You’re right, we did have some pretty amazing artists out there. Sheryl Crow, Joan Jett & The Blackhearts, Brandi Carlile, Elle King, Lucie Silvas, Megan Rose, Emily Wolfe and Sweet Lizzie Project. I can truly say that all of these bands and all people involved in their show each night were more than cool. Elle King is so good!!!! And what a crack-up, she really is as fun as you’ve maybe heard. It was great meeting Lucie Silvas and spending time talking with her and her bandmates over a meal backstage. Megan Rose, Emily Wolfe and Sweet Lizzie Project are three other examples of upcoming cool, talented, passionate artists that the world should watch out for. I enjoyed meeting Sheryl Crow and watch how cute she was with her kids. She hung out and played with them during the day, then went to work each night and sang her heart out. Brandi Carlile is such a talented, kind hearted person. She was so warm and gracious from the second I peeked my head in her dressing room to introduce myself. She stopped everything to shake my hand and said “I’m so happy to be here.” Then told me what a big fan of Heart she was.” That was cool. One of my favorite captures is of Brandi ending her set with a peace sign… and a thank you. Ok, so Joan Jett & The Blackhearts really are as cool as you would think. Watching their fierce energy onstage every night was a great way to get our blood rushing and really set the stage for Ann, Nancy, Denny, Craig, Andy, Ryan and Dan (HEART) to perform their magic every night. And for me to hopefully capture it through my lens.
opening for Heart: Elle King, Brandi Carlile, Sheryl Crow
It may sound corny but it’s very cool how quickly you can become attached to people and feel like a family when you’re out on the road. We’re all in our little bubble traveling from city to city working toward a common goal every night, which is to put on a kick-ass show that’s even better than the night before. And trust me, they did.
What would you tell someone who would like to be a tour photographer and ask you for advice on how to do it or what to expect?

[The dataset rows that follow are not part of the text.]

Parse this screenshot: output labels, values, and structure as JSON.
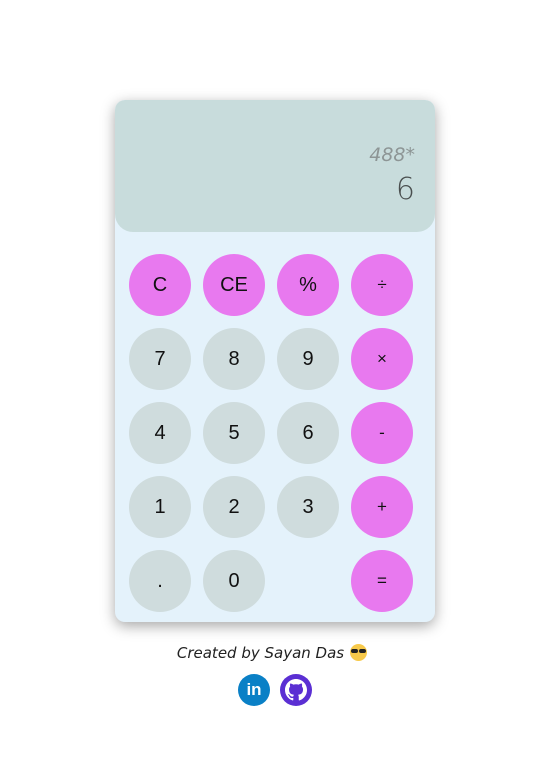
{
  "display": {
    "previous_operand": "488*",
    "current_operand": "6"
  },
  "keys": [
    {
      "label": "C",
      "name": "clear-button",
      "kind": "op"
    },
    {
      "label": "CE",
      "name": "clear-entry-button",
      "kind": "op"
    },
    {
      "label": "%",
      "name": "percent-button",
      "kind": "op"
    },
    {
      "label": "÷",
      "name": "divide-button",
      "kind": "op"
    },
    {
      "label": "7",
      "name": "digit-7-button",
      "kind": "num"
    },
    {
      "label": "8",
      "name": "digit-8-button",
      "kind": "num"
    },
    {
      "label": "9",
      "name": "digit-9-button",
      "kind": "num"
    },
    {
      "label": "×",
      "name": "multiply-button",
      "kind": "op"
    },
    {
      "label": "4",
      "name": "digit-4-button",
      "kind": "num"
    },
    {
      "label": "5",
      "name": "digit-5-button",
      "kind": "num"
    },
    {
      "label": "6",
      "name": "digit-6-button",
      "kind": "num"
    },
    {
      "label": "-",
      "name": "subtract-button",
      "kind": "op"
    },
    {
      "label": "1",
      "name": "digit-1-button",
      "kind": "num"
    },
    {
      "label": "2",
      "name": "digit-2-button",
      "kind": "num"
    },
    {
      "label": "3",
      "name": "digit-3-button",
      "kind": "num"
    },
    {
      "label": "+",
      "name": "add-button",
      "kind": "op"
    },
    {
      "label": ".",
      "name": "decimal-button",
      "kind": "num"
    },
    {
      "label": "0",
      "name": "digit-0-button",
      "kind": "num"
    },
    {
      "label": "=",
      "name": "equals-button",
      "kind": "op"
    }
  ],
  "footer": {
    "credit": "Created by Sayan Das",
    "emoji_icon": "sunglasses-emoji-icon",
    "linkedin_label": "in",
    "linkedin_icon": "linkedin-icon",
    "github_icon": "github-icon"
  },
  "colors": {
    "operator_key": "#e879ef",
    "number_key": "#cfdcdd",
    "display_bg": "#c8dcdc",
    "body_bg": "#e4f2fb",
    "linkedin": "#0a80c6",
    "github": "#5b2fd3"
  }
}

The first thing I would ask them is, “How much are you willing to sacrifice to do this job?” I mean, I just shared all the COOL aspects of being a tour photographer. If you’re out there thinking you’re going to be singing along with your favorite bands every night I’d say you may want to re-think this. OK, well I do singalong sometimes, but I don’t tell anyone. Being flexible and having the ability to function on little or no sleep is a must. Being on the road is tough but addicting. It becomes a way of life. You’ll feel a little out of touch with normal life as you once knew it. You’ll miss your family, friends, pets and numerous celebrations and gatherings. You’ll travel to a lot of different cities but you probably won’t see much of any of them because you’ll be working. But if you LOVE photography, art and music and are okay sleeping in a bunk on a tour bus with 8 other people, waking up in a different city every day, wearing the same three outfits for weeks, then I highly recommend it. And for me I have the most important reason; I’m able to do what I love, with the love of my life. So that certainly doesn’t suck. What it comes down to is doing what makes your heart happy. I’ve chosen to surround myself with love, art and music so I feel like I’m in the right place. I feel very fortunate and look forward to what 2020 brings.
Until then, I am working on pieces of digital art I’m creating by using random photos I’ve taken throughout the years and combining them with hand drawings I’ve done. I’ve been offered a Solo Art showing at LACDA (Los Angeles Center for Digital Art) in Downtown LA and will have 10-12 pieces hanging there beginning Nov 14 thru Dec 7th. I invite anyone who lives in or near LA to come to my opening:
ART OPENING RECEPTION
featuring the Solo Works of Kimberly Adamis
Saturday Evening, November 16th
6pm to 9pm
LACDA (Los Angeles Center for Digital Art)
104 E Fourth St, Los Angeles, 90013
Join us if you can. And if not, maybe we’ll see you out there on the road someday!
Thanks for taking the time to read this!
Peace, love and more peace….K:)